## DESCRIPTION OF THE TASK
The answer must consist of every line below containing "this".

## MATERIAL FOR THE TASK
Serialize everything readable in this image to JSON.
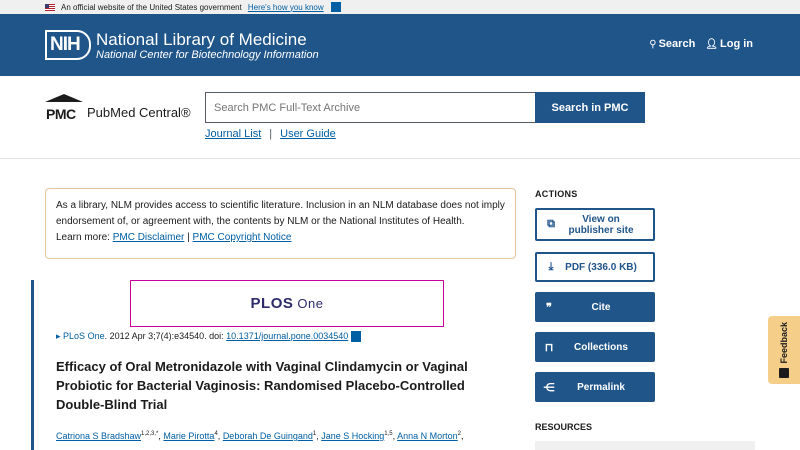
{
  "gov_banner": {
    "text": "An official website of the United States government",
    "link": "Here's how you know"
  },
  "nih": {
    "logo_text": "NIH",
    "title": "National Library of Medicine",
    "subtitle": "National Center for Biotechnology Information",
    "search_label": "Search",
    "login_label": "Log in"
  },
  "pmc": {
    "logo_mark": "PMC",
    "logo_name": "PubMed Central®",
    "search_placeholder": "Search PMC Full-Text Archive",
    "search_button": "Search in PMC",
    "link_journal_list": "Journal List",
    "link_separator": "|",
    "link_user_guide": "User Guide"
  },
  "disclaimer": {
    "line1": "As a library, NLM provides access to scientific literature. Inclusion in an NLM database does not imply endorsement of, or agreement with, the contents by NLM or the National Institutes of Health.",
    "learn_more": "Learn more:",
    "link1": "PMC Disclaimer",
    "sep": "|",
    "link2": "PMC Copyright Notice"
  },
  "article": {
    "journal_logo": "PLOS",
    "journal_logo_suffix": "One",
    "citation_arrow": "▸",
    "journal_link": "PLoS One",
    "citation_text": ". 2012 Apr 3;7(4):e34540. doi: ",
    "doi": "10.1371/journal.pone.0034540",
    "title": "Efficacy of Oral Metronidazole with Vaginal Clindamycin or Vaginal Probiotic for Bacterial Vaginosis: Randomised Placebo-Controlled Double-Blind Trial",
    "authors": [
      {
        "name": "Catriona S Bradshaw",
        "sup": "1,2,3,*"
      },
      {
        "name": "Marie Pirotta",
        "sup": "4"
      },
      {
        "name": "Deborah De Guingand",
        "sup": "1"
      },
      {
        "name": "Jane S Hocking",
        "sup": "1,5"
      },
      {
        "name": "Anna N Morton",
        "sup": "2"
      }
    ]
  },
  "actions": {
    "title": "ACTIONS",
    "view_publisher": "View on publisher site",
    "pdf": "PDF (336.0 KB)",
    "cite": "Cite",
    "collections": "Collections",
    "permalink": "Permalink"
  },
  "resources": {
    "title": "RESOURCES"
  },
  "feedback": {
    "label": "Feedback"
  },
  "colors": {
    "primary": "#20558a",
    "link": "#005ea2",
    "plos_border": "#c9009c",
    "feedback_bg": "#f5cf8a"
  }
}
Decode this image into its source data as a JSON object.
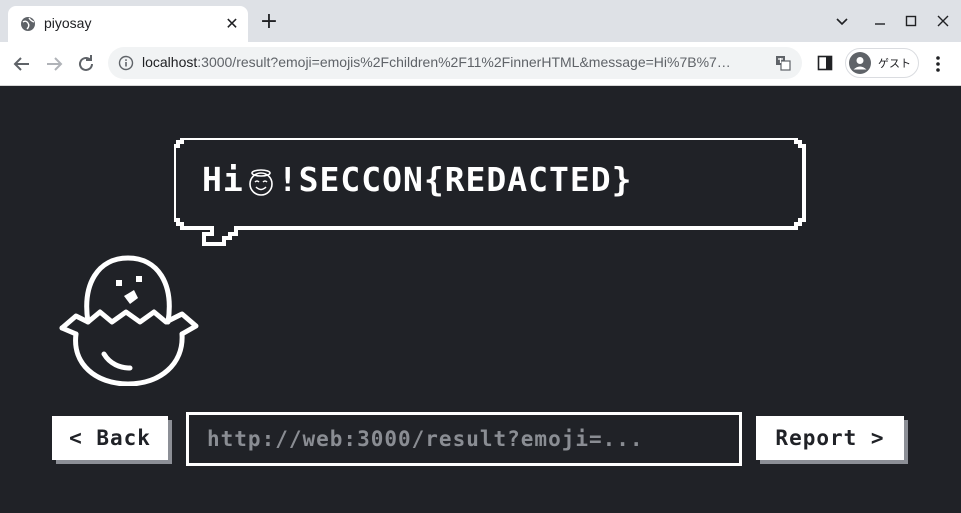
{
  "browser": {
    "tab_title": "piyosay",
    "url_host": "localhost",
    "url_rest": ":3000/result?emoji=emojis%2Fchildren%2F11%2FinnerHTML&message=Hi%7B%7…",
    "profile_label": "ゲスト",
    "icons": {
      "tab": "globe-icon",
      "back": "arrow-left-icon",
      "forward": "arrow-right-icon",
      "reload": "reload-icon",
      "site_info": "info-icon",
      "translate": "translate-icon",
      "side_panel": "side-panel-icon",
      "menu": "kebab-menu-icon"
    }
  },
  "page": {
    "message_prefix": "Hi",
    "emoji_name": "smiling-face-with-halo",
    "message_suffix": "!SECCON{REDACTED}",
    "back_label": "< Back",
    "report_label": "Report >",
    "share_url_placeholder": "http://web:3000/result?emoji=..."
  },
  "colors": {
    "page_background": "#202227",
    "foreground": "#ffffff",
    "button_shadow": "#8c8f96",
    "placeholder_text": "#8a8d93"
  }
}
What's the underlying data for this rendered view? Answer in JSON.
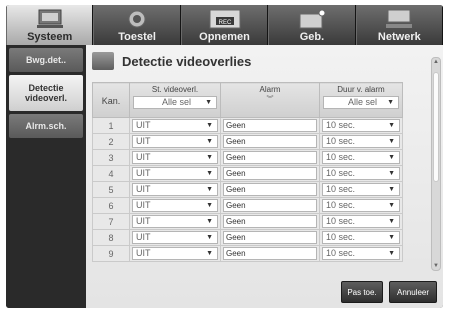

## ANSWER AREA
Serialize everything readable in this image to JSON.
Decode this image into its source data as a JSON object.
What's the underlying data for this rendered view? Answer in JSON.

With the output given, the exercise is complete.